Differentiate microbial growth at high or low pHs
- Neutrophiles are organisms that thrive in neutral (pH 7) environments.
- Alkaliphiles are microbes that thrive in alkaline (pH 9-11) environments.
- Acidophilic organisms are those that thrive under highly acidic conditions (usually at pH 2.0 or below).
- neutrophile: any organism that thrives in a relatively neutral pH
- alkaliphile: any organism that lives and thrives in an alkaline environment, such as a soda lake; a form of extremophile
- acidophile: an organism that lives and thrives under acidic conditions; a form of extremophile
pH scale: A pH scale with annotated examples of chemicals at each integer pH value
In chemistry, pH is a measure of the activity of the (solvated) hydrogen ion. In other words, it is a measure of hydrogen ion concentration. Pure water has a pH very close to 7 at 25°C. Solutions with a pH less than 7 are said to be acidic, and solutions with a pH greater than 7 are said to be basic or alkaline. The pH scale is traceable to a set of standard solutions whose pH is established by international agreement. The pH of different cellular compartments, body fluids, and organs is usually tightly regulated in a process called acid-base homeostasis. Microorganisms live and thrive within specific pH levels.
Neutrophiles are organisms that thrive in neutral (pH 7) environments; extromophiles are organisms that thrive in extreme pH environments.
Alkaliphiles are microbes that thrive in alkaline environments with a pH of 9 to 11, such as playa lakes and carbonate-rich soils. To survive, alkaliphiles maintain a relatively low alkaline level of about 8 pH inside their cells by constantly pumping hydrogen ions in the form of hydronium ions (H3O+) across their cell membranes and into their cytoplasm.

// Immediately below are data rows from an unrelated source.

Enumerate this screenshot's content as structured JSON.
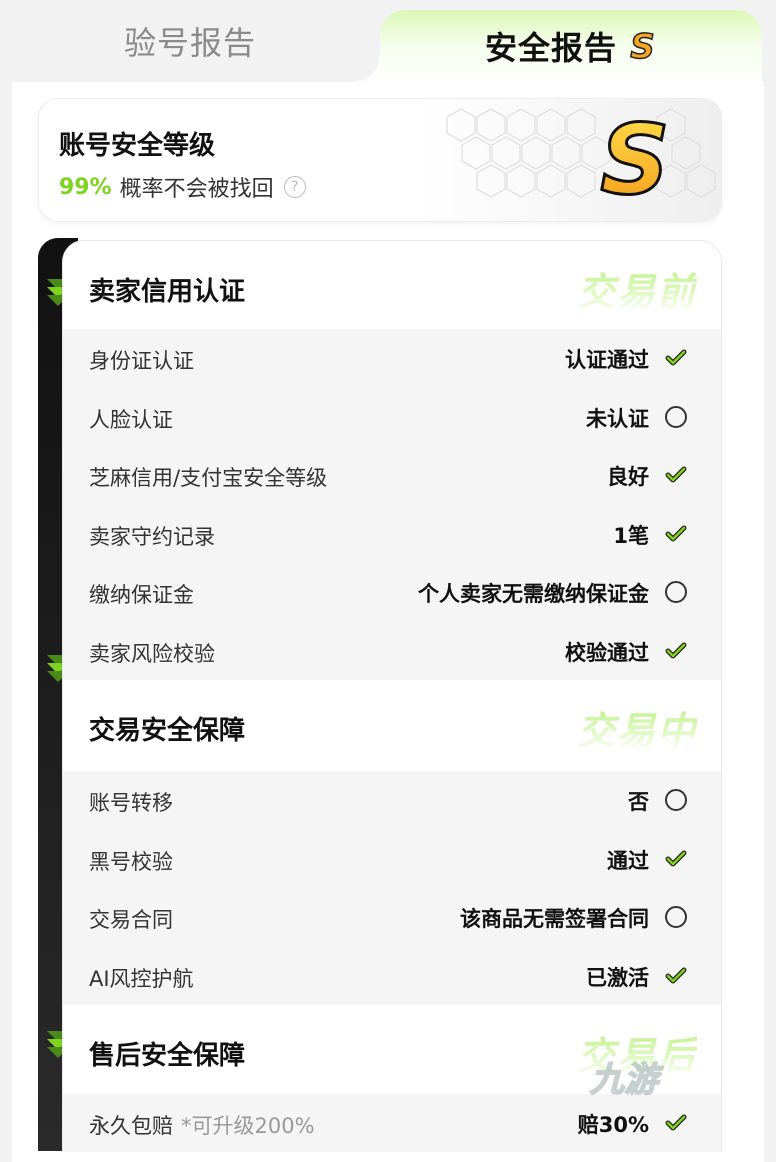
{
  "tabs": {
    "inspection": "验号报告",
    "security": "安全报告"
  },
  "level_card": {
    "title": "账号安全等级",
    "percent": "99%",
    "description": "概率不会被找回",
    "help_glyph": "?",
    "grade": "S"
  },
  "sections": [
    {
      "title": "卖家信用认证",
      "stage": "交易前",
      "rows": [
        {
          "label": "身份证认证",
          "value": "认证通过",
          "status": "check"
        },
        {
          "label": "人脸认证",
          "value": "未认证",
          "status": "circle"
        },
        {
          "label": "芝麻信用/支付宝安全等级",
          "value": "良好",
          "status": "check"
        },
        {
          "label": "卖家守约记录",
          "value": "1笔",
          "status": "check"
        },
        {
          "label": "缴纳保证金",
          "value": "个人卖家无需缴纳保证金",
          "status": "circle"
        },
        {
          "label": "卖家风险校验",
          "value": "校验通过",
          "status": "check"
        }
      ]
    },
    {
      "title": "交易安全保障",
      "stage": "交易中",
      "rows": [
        {
          "label": "账号转移",
          "value": "否",
          "status": "circle"
        },
        {
          "label": "黑号校验",
          "value": "通过",
          "status": "check"
        },
        {
          "label": "交易合同",
          "value": "该商品无需签署合同",
          "status": "circle"
        },
        {
          "label": "AI风控护航",
          "value": "已激活",
          "status": "check"
        }
      ]
    },
    {
      "title": "售后安全保障",
      "stage": "交易后",
      "rows": [
        {
          "label": "永久包赔",
          "note": "*可升级200%",
          "value": "赔30%",
          "status": "check"
        }
      ]
    }
  ],
  "watermark": "九游",
  "colors": {
    "accent": "#7ed321",
    "check": "#5aa81a"
  }
}
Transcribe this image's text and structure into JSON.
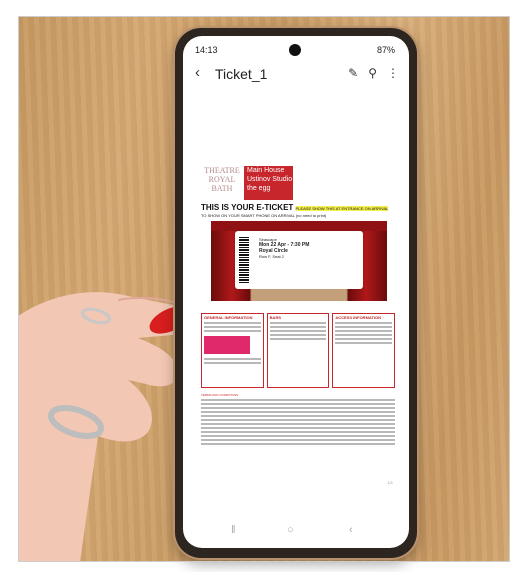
{
  "status": {
    "time": "14:13",
    "battery": "87%"
  },
  "app": {
    "title": "Ticket_1"
  },
  "document": {
    "theatre_logo": "THEATRE ROYAL BATH",
    "venue": "Main House Ustinov Studio the egg",
    "eticket_heading": "THIS IS YOUR E-TICKET",
    "eticket_note": "PLEASE SHOW THIS AT ENTRANCE ON ARRIVAL",
    "eticket_sub": "TO SHOW ON YOUR SMART PHONE ON ARRIVAL (no need to print)",
    "ticket_show": "Seascape",
    "ticket_date": "Mon 22 Apr - 7:30 PM",
    "ticket_section": "Royal Circle",
    "ticket_seat": "Row F, Seat 2",
    "box1_title": "GENERAL INFORMATION",
    "box2_title": "BARS",
    "box3_title": "ACCESS INFORMATION",
    "terms_title": "TERMS AND CONDITIONS",
    "page": "1/1"
  }
}
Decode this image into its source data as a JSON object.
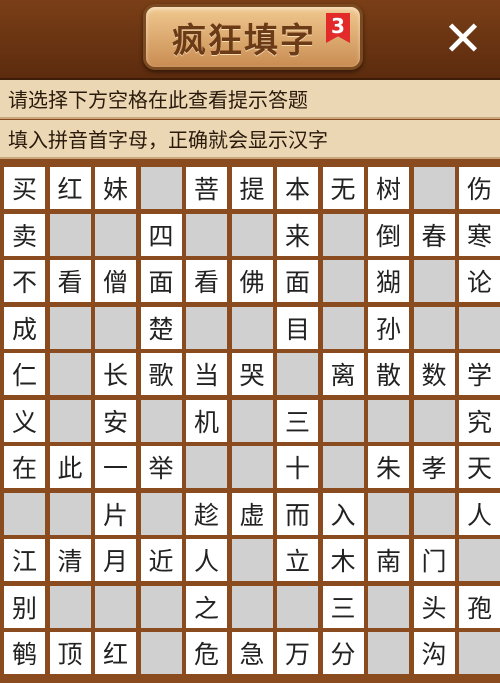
{
  "header": {
    "title": "疯狂填字",
    "level": "3",
    "close_icon": "close-icon"
  },
  "hints": {
    "line1": "请选择下方空格在此查看提示答题",
    "line2": "填入拼音首字母，正确就会显示汉字"
  },
  "grid": [
    [
      "买",
      "红",
      "妹",
      "",
      "菩",
      "提",
      "本",
      "无",
      "树",
      "",
      "伤"
    ],
    [
      "卖",
      "",
      "",
      "四",
      "",
      "",
      "来",
      "",
      "倒",
      "春",
      "寒"
    ],
    [
      "不",
      "看",
      "僧",
      "面",
      "看",
      "佛",
      "面",
      "",
      "猢",
      "",
      "论"
    ],
    [
      "成",
      "",
      "",
      "楚",
      "",
      "",
      "目",
      "",
      "孙",
      "",
      ""
    ],
    [
      "仁",
      "",
      "长",
      "歌",
      "当",
      "哭",
      "",
      "离",
      "散",
      "数",
      "学"
    ],
    [
      "义",
      "",
      "安",
      "",
      "机",
      "",
      "三",
      "",
      "",
      "",
      "究"
    ],
    [
      "在",
      "此",
      "一",
      "举",
      "",
      "",
      "十",
      "",
      "朱",
      "孝",
      "天"
    ],
    [
      "",
      "",
      "片",
      "",
      "趁",
      "虚",
      "而",
      "入",
      "",
      "",
      "人"
    ],
    [
      "江",
      "清",
      "月",
      "近",
      "人",
      "",
      "立",
      "木",
      "南",
      "门",
      ""
    ],
    [
      "别",
      "",
      "",
      "",
      "之",
      "",
      "",
      "三",
      "",
      "头",
      "孢"
    ],
    [
      "鹌",
      "顶",
      "红",
      "",
      "危",
      "急",
      "万",
      "分",
      "",
      "沟",
      ""
    ]
  ],
  "cell_states": [
    [
      1,
      1,
      1,
      0,
      1,
      1,
      1,
      1,
      1,
      0,
      1
    ],
    [
      1,
      0,
      0,
      1,
      0,
      0,
      1,
      0,
      1,
      1,
      1
    ],
    [
      1,
      1,
      1,
      1,
      1,
      1,
      1,
      0,
      1,
      0,
      1
    ],
    [
      1,
      0,
      0,
      1,
      0,
      0,
      1,
      0,
      1,
      0,
      0
    ],
    [
      1,
      0,
      1,
      1,
      1,
      1,
      0,
      1,
      1,
      1,
      1
    ],
    [
      1,
      0,
      1,
      0,
      1,
      0,
      1,
      0,
      0,
      0,
      1
    ],
    [
      1,
      1,
      1,
      1,
      0,
      0,
      1,
      0,
      1,
      1,
      1
    ],
    [
      0,
      0,
      1,
      0,
      1,
      1,
      1,
      1,
      0,
      0,
      1
    ],
    [
      1,
      1,
      1,
      1,
      1,
      0,
      1,
      1,
      1,
      1,
      0
    ],
    [
      1,
      0,
      0,
      0,
      1,
      0,
      0,
      1,
      0,
      1,
      1
    ],
    [
      1,
      1,
      1,
      0,
      1,
      1,
      1,
      1,
      0,
      1,
      0
    ]
  ]
}
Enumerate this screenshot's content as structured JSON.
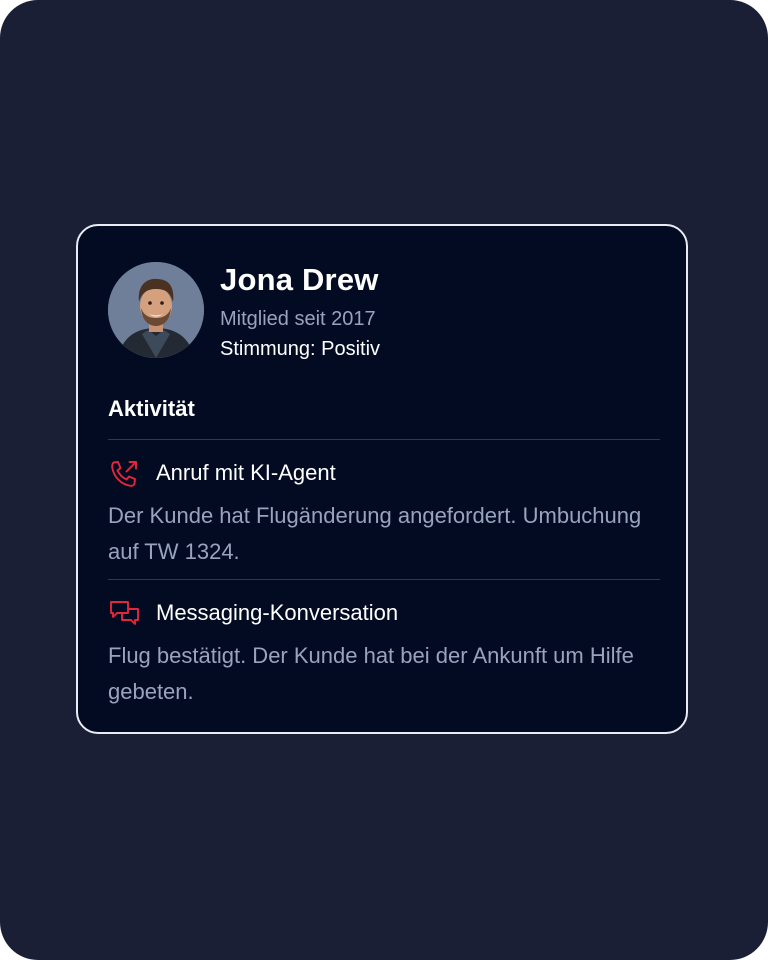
{
  "profile": {
    "name": "Jona Drew",
    "member_since": "Mitglied seit 2017",
    "mood": "Stimmung: Positiv"
  },
  "activity_section": {
    "title": "Aktivität",
    "items": [
      {
        "icon": "phone-call-icon",
        "title": "Anruf mit KI-Agent",
        "description": "Der Kunde hat Flugänderung angefordert. Umbuchung auf TW 1324."
      },
      {
        "icon": "chat-bubbles-icon",
        "title": "Messaging-Konversation",
        "description": "Flug bestätigt. Der Kunde hat bei der Ankunft um Hilfe gebeten."
      }
    ]
  },
  "colors": {
    "page_background": "#1b1f36",
    "card_background": "#020b21",
    "icon_accent": "#e0273d",
    "muted_text": "#9aa3bd"
  }
}
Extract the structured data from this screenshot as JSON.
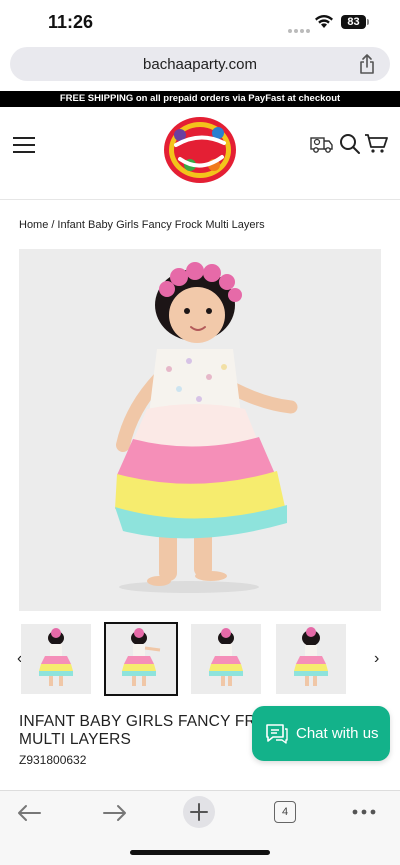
{
  "status": {
    "time": "11:26",
    "battery": "83"
  },
  "browser": {
    "url": "bachaaparty.com",
    "tab_count": "4"
  },
  "announcement": "FREE SHIPPING on all prepaid orders via PayFast at checkout",
  "logo": {
    "alt": "Bachaa Party"
  },
  "breadcrumb": {
    "home": "Home",
    "separator": "/",
    "current": "Infant Baby Girls Fancy Frock Multi Layers"
  },
  "product": {
    "title": "INFANT BABY GIRLS FANCY FROCK MULTI LAYERS",
    "sku": "Z931800632",
    "thumbnails": [
      "front",
      "wave",
      "side",
      "back"
    ]
  },
  "chat": {
    "label": "Chat with us"
  },
  "colors": {
    "chat_green": "#13b28a",
    "announcement_bg": "#000000"
  },
  "icons": [
    "menu-icon",
    "delivery-truck-icon",
    "search-icon",
    "cart-icon",
    "share-icon",
    "back-icon",
    "forward-icon",
    "new-tab-icon",
    "tabs-icon",
    "more-icon",
    "chat-icon"
  ]
}
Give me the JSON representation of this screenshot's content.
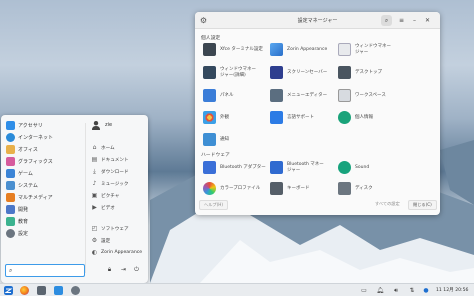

Acidophilic organisms are those that thrive under highly acidic conditions (usually at pH 2.0 or below). Most acidophile organisms have evolved extremely efficient mechanisms to pump protons out of the intracellular space in order to keep the cytoplasm at or near neutral pH. Therefore, intracellular proteins do not need to develop acid stability through evolution. However, other acidophiles, such as Acetobacter aceti, have an acidified cytoplasm which forces nearly all proteins in the genome to evolve acid stability.